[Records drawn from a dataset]
+ + + + + + +

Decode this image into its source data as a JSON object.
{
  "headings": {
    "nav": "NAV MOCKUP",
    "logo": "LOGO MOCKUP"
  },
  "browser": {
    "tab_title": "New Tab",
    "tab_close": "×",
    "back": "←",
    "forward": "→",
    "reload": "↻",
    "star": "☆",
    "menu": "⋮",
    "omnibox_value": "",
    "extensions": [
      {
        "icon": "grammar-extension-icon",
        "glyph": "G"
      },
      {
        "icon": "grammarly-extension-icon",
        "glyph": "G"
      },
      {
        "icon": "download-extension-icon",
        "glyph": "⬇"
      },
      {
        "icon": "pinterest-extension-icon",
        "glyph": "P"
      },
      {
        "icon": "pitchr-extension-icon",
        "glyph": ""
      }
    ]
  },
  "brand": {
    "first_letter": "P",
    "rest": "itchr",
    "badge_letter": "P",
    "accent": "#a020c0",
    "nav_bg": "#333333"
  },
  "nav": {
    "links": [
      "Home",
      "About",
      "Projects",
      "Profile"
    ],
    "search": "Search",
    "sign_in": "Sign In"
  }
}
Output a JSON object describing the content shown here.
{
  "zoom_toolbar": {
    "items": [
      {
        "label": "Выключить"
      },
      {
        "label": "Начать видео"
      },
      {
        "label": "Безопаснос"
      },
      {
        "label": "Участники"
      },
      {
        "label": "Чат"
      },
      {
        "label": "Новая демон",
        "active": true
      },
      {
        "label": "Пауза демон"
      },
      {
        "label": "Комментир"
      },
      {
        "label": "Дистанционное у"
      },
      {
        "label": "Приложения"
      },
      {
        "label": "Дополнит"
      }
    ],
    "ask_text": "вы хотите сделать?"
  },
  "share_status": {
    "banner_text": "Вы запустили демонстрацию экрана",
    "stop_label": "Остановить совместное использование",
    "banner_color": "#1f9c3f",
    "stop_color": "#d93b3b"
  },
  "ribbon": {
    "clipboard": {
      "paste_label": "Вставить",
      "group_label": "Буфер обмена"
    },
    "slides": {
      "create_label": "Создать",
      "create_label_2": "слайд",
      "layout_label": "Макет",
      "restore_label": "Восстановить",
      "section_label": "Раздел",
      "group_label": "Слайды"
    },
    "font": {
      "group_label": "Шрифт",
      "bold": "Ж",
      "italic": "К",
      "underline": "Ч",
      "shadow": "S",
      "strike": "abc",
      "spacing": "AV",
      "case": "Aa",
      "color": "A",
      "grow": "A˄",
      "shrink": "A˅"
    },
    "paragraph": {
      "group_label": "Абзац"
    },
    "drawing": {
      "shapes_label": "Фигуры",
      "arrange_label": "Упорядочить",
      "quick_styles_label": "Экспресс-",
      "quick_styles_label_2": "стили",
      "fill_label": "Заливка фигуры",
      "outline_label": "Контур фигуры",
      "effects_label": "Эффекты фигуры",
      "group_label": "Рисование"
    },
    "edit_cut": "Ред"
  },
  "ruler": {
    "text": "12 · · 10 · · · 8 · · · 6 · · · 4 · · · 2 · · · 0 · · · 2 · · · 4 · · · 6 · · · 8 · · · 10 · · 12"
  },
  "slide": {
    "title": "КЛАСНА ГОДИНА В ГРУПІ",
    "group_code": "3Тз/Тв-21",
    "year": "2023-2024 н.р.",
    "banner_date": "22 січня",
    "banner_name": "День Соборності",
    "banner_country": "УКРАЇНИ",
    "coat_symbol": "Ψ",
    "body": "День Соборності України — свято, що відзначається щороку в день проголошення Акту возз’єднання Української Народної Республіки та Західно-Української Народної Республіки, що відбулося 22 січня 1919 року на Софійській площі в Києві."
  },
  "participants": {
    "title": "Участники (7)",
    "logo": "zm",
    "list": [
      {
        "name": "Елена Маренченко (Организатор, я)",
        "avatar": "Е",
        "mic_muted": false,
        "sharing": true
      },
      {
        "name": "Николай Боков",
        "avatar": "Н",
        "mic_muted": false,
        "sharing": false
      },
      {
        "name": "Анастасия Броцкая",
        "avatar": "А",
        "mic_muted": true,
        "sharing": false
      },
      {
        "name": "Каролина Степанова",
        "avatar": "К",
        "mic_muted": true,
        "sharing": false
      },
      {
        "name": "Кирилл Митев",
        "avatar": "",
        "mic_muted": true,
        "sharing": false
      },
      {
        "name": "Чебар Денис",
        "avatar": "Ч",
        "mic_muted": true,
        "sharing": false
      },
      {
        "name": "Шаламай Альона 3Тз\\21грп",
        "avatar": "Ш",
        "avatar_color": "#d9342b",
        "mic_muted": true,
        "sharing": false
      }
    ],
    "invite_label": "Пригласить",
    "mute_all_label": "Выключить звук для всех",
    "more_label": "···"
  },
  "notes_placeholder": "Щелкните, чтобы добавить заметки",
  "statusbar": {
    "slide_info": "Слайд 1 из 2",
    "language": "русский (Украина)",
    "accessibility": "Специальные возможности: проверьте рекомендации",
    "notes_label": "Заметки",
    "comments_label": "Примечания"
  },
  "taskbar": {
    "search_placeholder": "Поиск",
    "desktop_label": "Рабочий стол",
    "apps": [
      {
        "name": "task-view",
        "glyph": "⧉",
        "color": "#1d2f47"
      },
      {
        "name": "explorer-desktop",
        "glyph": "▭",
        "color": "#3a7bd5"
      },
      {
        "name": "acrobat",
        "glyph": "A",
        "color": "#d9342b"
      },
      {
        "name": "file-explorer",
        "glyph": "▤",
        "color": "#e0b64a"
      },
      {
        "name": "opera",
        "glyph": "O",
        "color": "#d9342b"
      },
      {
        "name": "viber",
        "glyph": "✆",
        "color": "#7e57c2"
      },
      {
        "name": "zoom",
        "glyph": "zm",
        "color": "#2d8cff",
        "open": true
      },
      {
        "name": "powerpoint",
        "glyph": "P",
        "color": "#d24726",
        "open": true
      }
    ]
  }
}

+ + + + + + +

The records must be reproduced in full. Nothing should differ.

The answer ▸
Decode this image into its source data as a JSON object.
{
  "headings": {
    "nav": "NAV MOCKUP",
    "logo": "LOGO MOCKUP"
  },
  "browser": {
    "tab_title": "New Tab",
    "tab_close": "×",
    "back": "←",
    "forward": "→",
    "reload": "↻",
    "star": "☆",
    "menu": "⋮",
    "omnibox_value": "",
    "extensions": [
      {
        "icon": "grammar-extension-icon",
        "glyph": "G"
      },
      {
        "icon": "grammarly-extension-icon",
        "glyph": "G"
      },
      {
        "icon": "download-extension-icon",
        "glyph": "⬇"
      },
      {
        "icon": "pinterest-extension-icon",
        "glyph": "P"
      },
      {
        "icon": "pitchr-extension-icon",
        "glyph": ""
      }
    ]
  },
  "brand": {
    "first_letter": "P",
    "rest": "itchr",
    "badge_letter": "P",
    "accent": "#a020c0",
    "nav_bg": "#333333"
  },
  "nav": {
    "links": [
      "Home",
      "About",
      "Projects",
      "Profile"
    ],
    "search": "Search",
    "sign_in": "Sign In"
  }
}
Output a JSON object describing the content shown here.
{
  "zoom_toolbar": {
    "items": [
      {
        "label": "Выключить"
      },
      {
        "label": "Начать видео"
      },
      {
        "label": "Безопаснос"
      },
      {
        "label": "Участники"
      },
      {
        "label": "Чат"
      },
      {
        "label": "Новая демон",
        "active": true
      },
      {
        "label": "Пауза демон"
      },
      {
        "label": "Комментир"
      },
      {
        "label": "Дистанционное у"
      },
      {
        "label": "Приложения"
      },
      {
        "label": "Дополнит"
      }
    ],
    "ask_text": "вы хотите сделать?"
  },
  "share_status": {
    "banner_text": "Вы запустили демонстрацию экрана",
    "stop_label": "Остановить совместное использование",
    "banner_color": "#1f9c3f",
    "stop_color": "#d93b3b"
  },
  "ribbon": {
    "clipboard": {
      "paste_label": "Вставить",
      "group_label": "Буфер обмена"
    },
    "slides": {
      "create_label": "Создать",
      "create_label_2": "слайд",
      "layout_label": "Макет",
      "restore_label": "Восстановить",
      "section_label": "Раздел",
      "group_label": "Слайды"
    },
    "font": {
      "group_label": "Шрифт",
      "bold": "Ж",
      "italic": "К",
      "underline": "Ч",
      "shadow": "S",
      "strike": "abc",
      "spacing": "AV",
      "case": "Aa",
      "color": "A",
      "grow": "A˄",
      "shrink": "A˅"
    },
    "paragraph": {
      "group_label": "Абзац"
    },
    "drawing": {
      "shapes_label": "Фигуры",
      "arrange_label": "Упорядочить",
      "quick_styles_label": "Экспресс-",
      "quick_styles_label_2": "стили",
      "fill_label": "Заливка фигуры",
      "outline_label": "Контур фигуры",
      "effects_label": "Эффекты фигуры",
      "group_label": "Рисование"
    },
    "edit_cut": "Ред"
  },
  "ruler": {
    "text": "12 · · 10 · · · 8 · · · 6 · · · 4 · · · 2 · · · 0 · · · 2 · · · 4 · · · 6 · · · 8 · · · 10 · · 12"
  },
  "slide": {
    "title": "КЛАСНА ГОДИНА В ГРУПІ",
    "group_code": "3Тз/Тв-21",
    "year": "2023-2024 н.р.",
    "banner_date": "22 січня",
    "banner_name": "День Соборності",
    "banner_country": "УКРАЇНИ",
    "coat_symbol": "Ψ",
    "body": "День Соборності України — свято, що відзначається щороку в день проголошення Акту возз’єднання Української Народної Республіки та Західно-Української Народної Республіки, що відбулося 22 січня 1919 року на Софійській площі в Києві."
  },
  "participants": {
    "title": "Участники (7)",
    "logo": "zm",
    "list": [
      {
        "name": "Елена Маренченко (Организатор, я)",
        "avatar": "Е",
        "mic_muted": false,
        "sharing": true
      },
      {
        "name": "Николай Боков",
        "avatar": "Н",
        "mic_muted": false,
        "sharing": false
      },
      {
        "name": "Анастасия Броцкая",
        "avatar": "А",
        "mic_muted": true,
        "sharing": false
      },
      {
        "name": "Каролина Степанова",
        "avatar": "К",
        "mic_muted": true,
        "sharing": false
      },
      {
        "name": "Кирилл Митев",
        "avatar": "",
        "mic_muted": true,
        "sharing": false
      },
      {
        "name": "Чебар Денис",
        "avatar": "Ч",
        "mic_muted": true,
        "sharing": false
      },
      {
        "name": "Шаламай Альона 3Тз\\21грп",
        "avatar": "Ш",
        "avatar_color": "#d9342b",
        "mic_muted": true,
        "sharing": false
      }
    ],
    "invite_label": "Пригласить",
    "mute_all_label": "Выключить звук для всех",
    "more_label": "···"
  },
  "notes_placeholder": "Щелкните, чтобы добавить заметки",
  "statusbar": {
    "slide_info": "Слайд 1 из 2",
    "language": "русский (Украина)",
    "accessibility": "Специальные возможности: проверьте рекомендации",
    "notes_label": "Заметки",
    "comments_label": "Примечания"
  },
  "taskbar": {
    "search_placeholder": "Поиск",
    "desktop_label": "Рабочий стол",
    "apps": [
      {
        "name": "task-view",
        "glyph": "⧉",
        "color": "#1d2f47"
      },
      {
        "name": "explorer-desktop",
        "glyph": "▭",
        "color": "#3a7bd5"
      },
      {
        "name": "acrobat",
        "glyph": "A",
        "color": "#d9342b"
      },
      {
        "name": "file-explorer",
        "glyph": "▤",
        "color": "#e0b64a"
      },
      {
        "name": "opera",
        "glyph": "O",
        "color": "#d9342b"
      },
      {
        "name": "viber",
        "glyph": "✆",
        "color": "#7e57c2"
      },
      {
        "name": "zoom",
        "glyph": "zm",
        "color": "#2d8cff",
        "open": true
      },
      {
        "name": "powerpoint",
        "glyph": "P",
        "color": "#d24726",
        "open": true
      }
    ]
  }
}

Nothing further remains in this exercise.